### TASK BRIEF
Every entry is to be returned exactly as it stands; the pictures are to be dropped.

----

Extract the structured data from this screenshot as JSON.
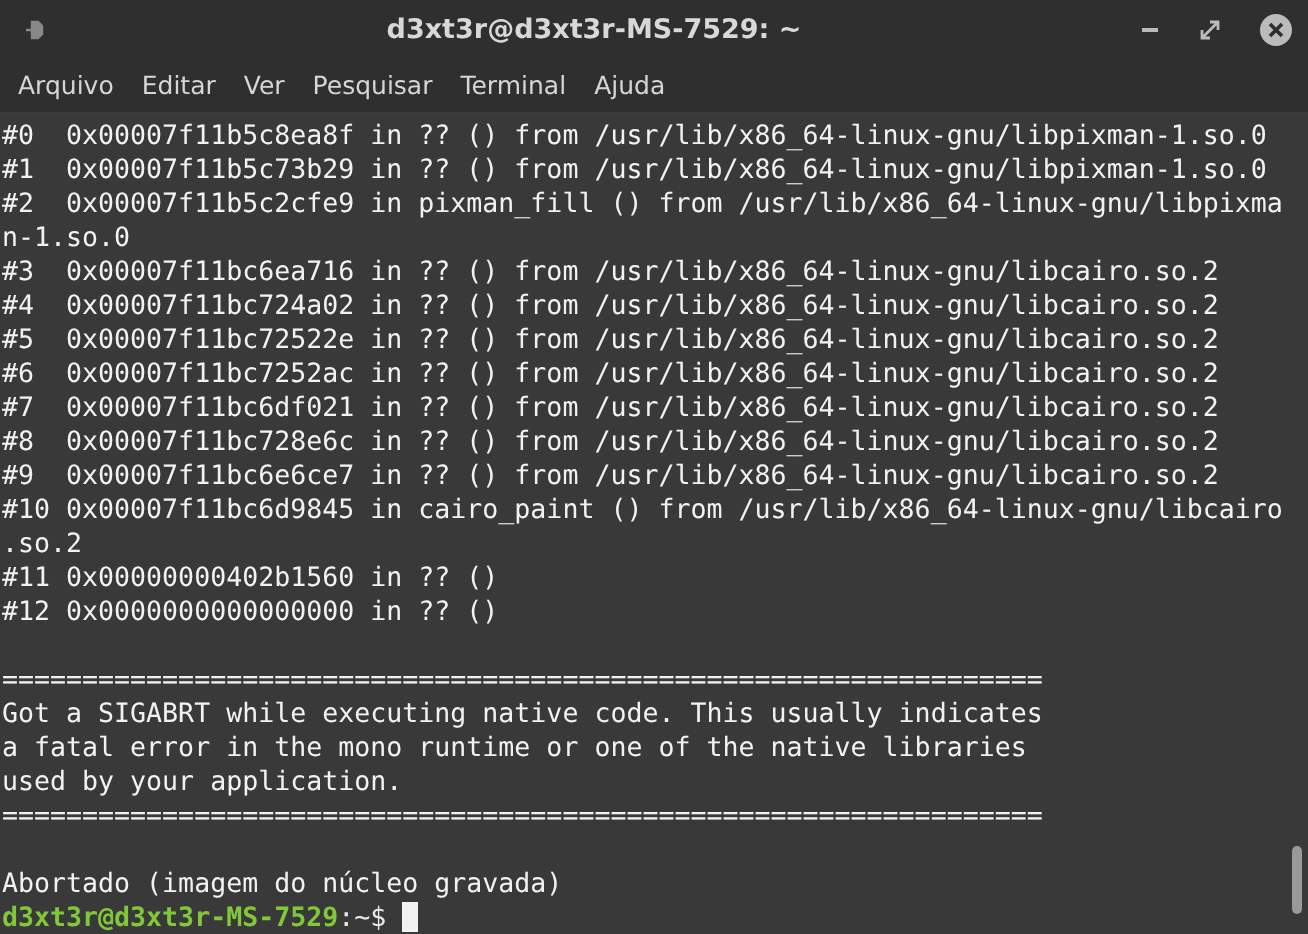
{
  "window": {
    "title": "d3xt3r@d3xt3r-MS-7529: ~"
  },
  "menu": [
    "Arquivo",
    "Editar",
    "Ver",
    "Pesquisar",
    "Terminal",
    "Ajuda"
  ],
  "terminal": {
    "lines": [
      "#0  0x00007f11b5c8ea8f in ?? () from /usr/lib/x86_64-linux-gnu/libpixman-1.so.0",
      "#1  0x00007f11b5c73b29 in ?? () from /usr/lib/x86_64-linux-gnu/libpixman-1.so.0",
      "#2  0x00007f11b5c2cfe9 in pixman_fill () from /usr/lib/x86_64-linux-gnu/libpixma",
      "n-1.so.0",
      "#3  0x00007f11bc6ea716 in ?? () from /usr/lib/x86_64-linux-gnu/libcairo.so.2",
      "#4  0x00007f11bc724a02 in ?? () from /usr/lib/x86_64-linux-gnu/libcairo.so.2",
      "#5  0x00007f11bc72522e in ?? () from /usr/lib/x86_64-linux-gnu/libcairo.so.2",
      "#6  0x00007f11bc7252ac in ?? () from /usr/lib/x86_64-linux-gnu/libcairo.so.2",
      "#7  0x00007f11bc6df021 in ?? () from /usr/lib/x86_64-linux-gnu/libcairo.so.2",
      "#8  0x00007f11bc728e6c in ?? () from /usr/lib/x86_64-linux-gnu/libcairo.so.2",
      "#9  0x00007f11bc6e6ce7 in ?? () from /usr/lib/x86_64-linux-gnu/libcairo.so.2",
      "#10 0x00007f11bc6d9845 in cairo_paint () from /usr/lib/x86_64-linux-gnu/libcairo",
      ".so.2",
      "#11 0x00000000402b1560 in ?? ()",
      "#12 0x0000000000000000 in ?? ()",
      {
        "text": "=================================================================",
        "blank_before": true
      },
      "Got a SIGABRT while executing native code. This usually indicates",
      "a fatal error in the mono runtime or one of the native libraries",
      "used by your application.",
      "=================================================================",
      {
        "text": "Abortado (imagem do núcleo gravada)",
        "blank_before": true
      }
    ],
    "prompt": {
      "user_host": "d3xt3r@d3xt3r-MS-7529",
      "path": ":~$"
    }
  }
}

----

### ANSWER TO THE EXERCISE
Extract the structured data from this screenshot as JSON.
{
  "window": {
    "title": "d3xt3r@d3xt3r-MS-7529: ~"
  },
  "menu": [
    "Arquivo",
    "Editar",
    "Ver",
    "Pesquisar",
    "Terminal",
    "Ajuda"
  ],
  "terminal": {
    "lines": [
      "#0  0x00007f11b5c8ea8f in ?? () from /usr/lib/x86_64-linux-gnu/libpixman-1.so.0",
      "#1  0x00007f11b5c73b29 in ?? () from /usr/lib/x86_64-linux-gnu/libpixman-1.so.0",
      "#2  0x00007f11b5c2cfe9 in pixman_fill () from /usr/lib/x86_64-linux-gnu/libpixma",
      "n-1.so.0",
      "#3  0x00007f11bc6ea716 in ?? () from /usr/lib/x86_64-linux-gnu/libcairo.so.2",
      "#4  0x00007f11bc724a02 in ?? () from /usr/lib/x86_64-linux-gnu/libcairo.so.2",
      "#5  0x00007f11bc72522e in ?? () from /usr/lib/x86_64-linux-gnu/libcairo.so.2",
      "#6  0x00007f11bc7252ac in ?? () from /usr/lib/x86_64-linux-gnu/libcairo.so.2",
      "#7  0x00007f11bc6df021 in ?? () from /usr/lib/x86_64-linux-gnu/libcairo.so.2",
      "#8  0x00007f11bc728e6c in ?? () from /usr/lib/x86_64-linux-gnu/libcairo.so.2",
      "#9  0x00007f11bc6e6ce7 in ?? () from /usr/lib/x86_64-linux-gnu/libcairo.so.2",
      "#10 0x00007f11bc6d9845 in cairo_paint () from /usr/lib/x86_64-linux-gnu/libcairo",
      ".so.2",
      "#11 0x00000000402b1560 in ?? ()",
      "#12 0x0000000000000000 in ?? ()",
      {
        "text": "=================================================================",
        "blank_before": true
      },
      "Got a SIGABRT while executing native code. This usually indicates",
      "a fatal error in the mono runtime or one of the native libraries",
      "used by your application.",
      "=================================================================",
      {
        "text": "Abortado (imagem do núcleo gravada)",
        "blank_before": true
      }
    ],
    "prompt": {
      "user_host": "d3xt3r@d3xt3r-MS-7529",
      "path": ":~$"
    }
  }
}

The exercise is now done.